Executives with Masimo unveiled a facility in Mabelvale where researchers will develop and test products, including a device designed to ease opioid withdrawal symptoms. With many Arkansans still suffering from opioid addiction, Clinton said he was thrilled the California-based company chose the Little Rock area for its new research center.
Clinton noted substance abuse has touched families across the U.S., including his own. After a decades-long struggle with addiction, Clinton's brother recently celebrated a sobriety milestone. While Clinton said the country still needs to make progress in addressing the stigma surrounding drug abuse, he applauded Masimo saying the company's devices are helping to save the lives of people suffering from opioid addiction.
"I want to thank you for putting this facility in Arkansas," he said.
Arkansas had the second-highest opioid dispensation rate in the country in 2020, according to data from the U.S. Centers for Disease Control and Prevention.
Masimo executives touted Bridge, a device designed to be worn behind the ear, as the only non-drug product available for dealing with opioid withdrawal.

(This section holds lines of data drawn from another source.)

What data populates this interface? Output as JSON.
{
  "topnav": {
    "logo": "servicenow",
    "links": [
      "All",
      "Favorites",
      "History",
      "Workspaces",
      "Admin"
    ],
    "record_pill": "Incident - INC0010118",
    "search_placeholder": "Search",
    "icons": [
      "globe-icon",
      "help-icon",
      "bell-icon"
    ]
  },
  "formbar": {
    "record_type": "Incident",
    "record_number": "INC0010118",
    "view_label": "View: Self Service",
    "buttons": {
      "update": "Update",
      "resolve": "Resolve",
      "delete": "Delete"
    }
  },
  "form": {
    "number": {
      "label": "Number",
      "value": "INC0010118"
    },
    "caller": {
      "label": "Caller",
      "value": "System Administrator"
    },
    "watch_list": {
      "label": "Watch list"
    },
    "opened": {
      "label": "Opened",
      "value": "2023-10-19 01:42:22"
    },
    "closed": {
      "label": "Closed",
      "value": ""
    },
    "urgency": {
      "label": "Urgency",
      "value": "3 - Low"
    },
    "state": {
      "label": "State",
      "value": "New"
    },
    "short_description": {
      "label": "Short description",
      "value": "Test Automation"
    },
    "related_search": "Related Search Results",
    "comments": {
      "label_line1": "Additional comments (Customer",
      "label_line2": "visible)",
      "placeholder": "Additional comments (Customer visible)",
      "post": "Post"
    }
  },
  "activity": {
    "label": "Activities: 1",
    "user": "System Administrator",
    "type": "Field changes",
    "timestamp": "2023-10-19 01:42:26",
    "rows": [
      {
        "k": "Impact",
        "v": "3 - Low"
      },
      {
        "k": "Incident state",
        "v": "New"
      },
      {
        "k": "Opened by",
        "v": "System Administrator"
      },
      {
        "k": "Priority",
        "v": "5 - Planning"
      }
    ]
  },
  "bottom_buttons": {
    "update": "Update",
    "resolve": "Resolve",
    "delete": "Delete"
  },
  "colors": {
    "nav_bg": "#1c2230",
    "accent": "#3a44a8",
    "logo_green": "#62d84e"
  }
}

By using electrodes to stimulate a patient's nerves, Bridge can reduce withdrawal symptoms in 15 to 20 minutes. A study determined that within an hour of use, patients saw an 85% reduction in symptoms.
"They lose typical addiction. And they can start healing, start getting rid of euphoria, start eating, start living normal lives," said Joe Kiani, founder of Masimo.
Masimo researchers have also developed SafetyNet, a product that can detect opioid overdoses in patients. The device monitors a person's oxygen levels while they are asleep. When SafetyNet detects a drop in oxygen levels, it provides escalating alerts and can notify healthcare providers if patients become unresponsive.
The Mabelvale research and development facility will include areas for efficacy studies and physiology evaluations. Along with developing devices meant to combat the opioid crisis, researchers will also explore brain monitoring and wearable devices.
Masimo products will soon be available to a local nonprofit dedicated to addressing drug abuse. Mackenzie Bolt, from the Central Arkansas Harm Reduction Project, said Masimo would provide training within her organization on how to use Bridge devices in the coming month.
"Being offered the Bridge to our nonprofit is going to change so many lives," she said. "People will finally be able to see recovery options when before it was not even something they could figure out the first steps for."
Devastating withdrawal symptoms can deter many people who would otherwise like to end their opioid addictions from completing treatment, according to Bolt.
"So many people are so scared to seek recovery because they are scared to go through the horrific sickness that it causes," she said.
Masimo will trial the Bridge device in the Little Rock area and anticipates helping 1,000 people end their opioid addictions, according to Kiani.